    22. Shughart, William F, II & Tollison, Robert D, 1983. "Preliminary Evidence on the Use of Inputs by the Federal Reserve System," American Economic Review, American Economic Association, vol. 73(3), pages 291-304, June.
    23. Scharfstein, David S & Stein, Jeremy C, 1990. "Herd Behavior and Investment," American Economic Review, American Economic Association, vol. 80(3), pages 465-479, June.
    24. William Greene, 2004. "The behaviour of the maximum likelihood estimator of limited dependent variable models in the presence of fixed effects," Econometrics Journal, Royal Economic Society, vol. 7(1), pages 98-119, June.
    25. Mark N. Harris & Christopher Spencer, 2009. "The Policy Choices and Reaction Functions of Bank of England MPC Members," Southern Economic Journal, Southern Economic Association, vol. 76(2), pages 482-499, October.
    26. Judson, Ruth A. & Owen, Ann L., 1999. "Estimating dynamic panel data models: a guide for macroeconomists," Economics Letters, Elsevier, vol. 65(1), pages 9-15, October.
    27. repec:dau:papers:123456789/7717 is not listed on IDEAS
    28. Krause, George A, 1996. "Agent Heterogeneity and Consensual Decision Making on the Federal Open Market Committee," Public Choice, Springer, vol. 88(1-2), pages 83-101, July.
    29. Henry W. Chappell Jr. & Rob Roy McGregor, 2000. "A Long History of FOMC Voting Behavior," Southern Economic Journal, Southern Economic Association, vol. 66(4), pages 906-922, April.
    30. Taylor, John B., 1993. "Discretion versus policy rules in practice," Carnegie-Rochester Conference Series on Public Policy, Elsevier, vol. 39(1), pages 195-214, December.
    31. Petra Gerlach-Kristen, 2004. "Is the MPC's Voting Record Informative about Future UK Monetary Policy?," Scandinavian Journal of Economics, Wiley Blackwell, vol. 106(2), pages 299-313, June.
    Full references (including those not matched with items on IDEAS)
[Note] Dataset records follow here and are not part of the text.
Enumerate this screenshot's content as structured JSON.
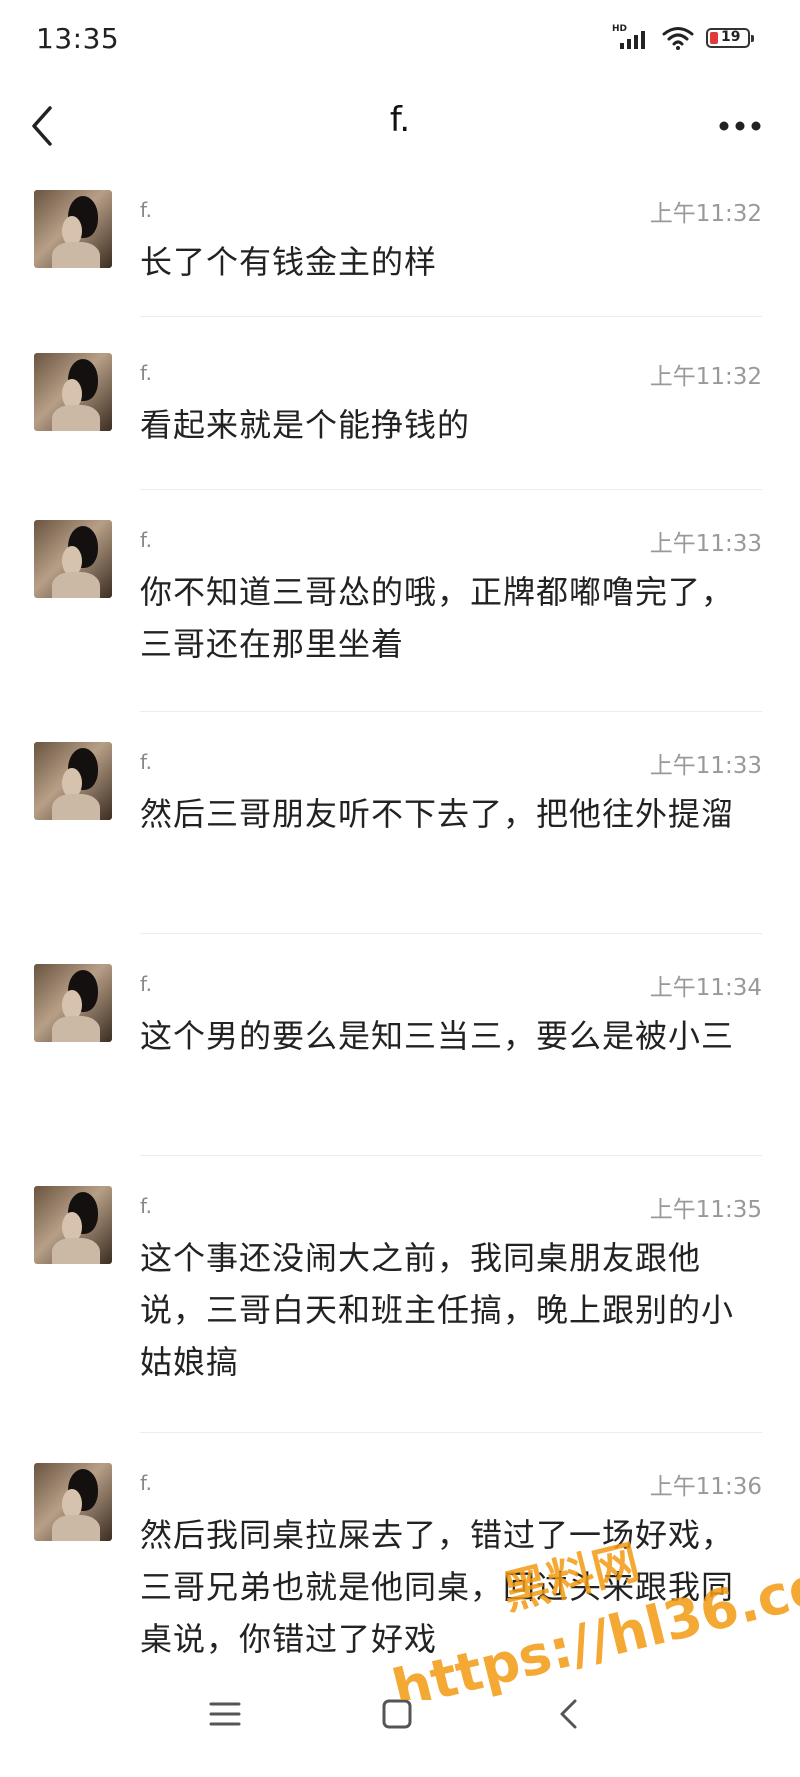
{
  "status_bar": {
    "time": "13:35",
    "signal_label": "HD",
    "battery_level": "19",
    "battery_color": "#e23a3a"
  },
  "header": {
    "title": "f.",
    "back_icon": "chevron-left-icon",
    "more_icon": "more-horizontal-icon"
  },
  "messages": [
    {
      "sender": "f.",
      "time": "上午11:32",
      "text": "长了个有钱金主的样"
    },
    {
      "sender": "f.",
      "time": "上午11:32",
      "text": "看起来就是个能挣钱的"
    },
    {
      "sender": "f.",
      "time": "上午11:33",
      "text": "你不知道三哥怂的哦，正牌都嘟噜完了，三哥还在那里坐着"
    },
    {
      "sender": "f.",
      "time": "上午11:33",
      "text": "然后三哥朋友听不下去了，把他往外提溜"
    },
    {
      "sender": "f.",
      "time": "上午11:34",
      "text": "这个男的要么是知三当三，要么是被小三"
    },
    {
      "sender": "f.",
      "time": "上午11:35",
      "text": "这个事还没闹大之前，我同桌朋友跟他说，三哥白天和班主任搞，晚上跟别的小姑娘搞"
    },
    {
      "sender": "f.",
      "time": "上午11:36",
      "text": "然后我同桌拉屎去了，错过了一场好戏，三哥兄弟也就是他同桌，回过头来跟我同桌说，你错过了好戏"
    }
  ],
  "system_nav": {
    "menu_icon": "menu-icon",
    "home_icon": "home-square-icon",
    "back_icon": "back-arrow-icon"
  },
  "watermark": {
    "title": "黑料网",
    "url": "https://hl36.co",
    "color": "#f39a12"
  }
}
    More about this item

    Keywords

    Bank of England; Monetary Policy Committee; career background effects; dissent voting; unobserved heterogeneity;

    JEL classification:

    • D7 - Microeconomics - - Analysis of Collective Decision-Making
    • E5 - Macroeconomics and Monetary Economics - - Monetary Policy, Central Banking, and the Supply of Money and Credit
    • C35 - Mathematical and Quantitative Methods - - Multiple or Simultaneous Equation Models; Multiple Variables - - - Discrete Regression and Qualitative Choice Models; Discrete Regressors; Proportions

    NEP fields

    This paper has been announced in the following NEP Reports:

    Statistics

    Access and download statistics

    Corrections

    All material on this site has been provided by the respective publishers and authors. You can help correct errors and omissions. When requesting a correction, please mention this item's handle: RePEc:pra:mprapa:9100. See general information about how to correct material in RePEc.

    For technical questions regarding this item, or to correct its authors, title, abstract, bibliographic or download information, contact: (Joachim Winter) or (Rebekah McClure). General contact details of provider: http://edirc.repec.org/data/vfmunde.html .

    If you have authored this item and are not yet registered with RePEc, we encourage you to do it here. This allows to link your profile to this item. It also allows you to accept potential citations to this item that we are uncertain about.

    If CitEc recognized a reference but did not link an item in RePEc to it, you can help with this form .

    If you know of missing items citing this one, you can help us creating those links by adding the relevant references in the same way as above, for each refering item. If you are a registered author of this item, you may also want to check the "citations" tab in your RePEc Author Service profile, as there may be some citations waiting for confirmation.

    Please note that corrections may take a couple of weeks to filter through the various RePEc services.

    IDEAS is a RePEc service hosted by the Research Division of the Federal Reserve Bank of St. Louis . RePEc uses bibliographic data supplied by the respective publishers.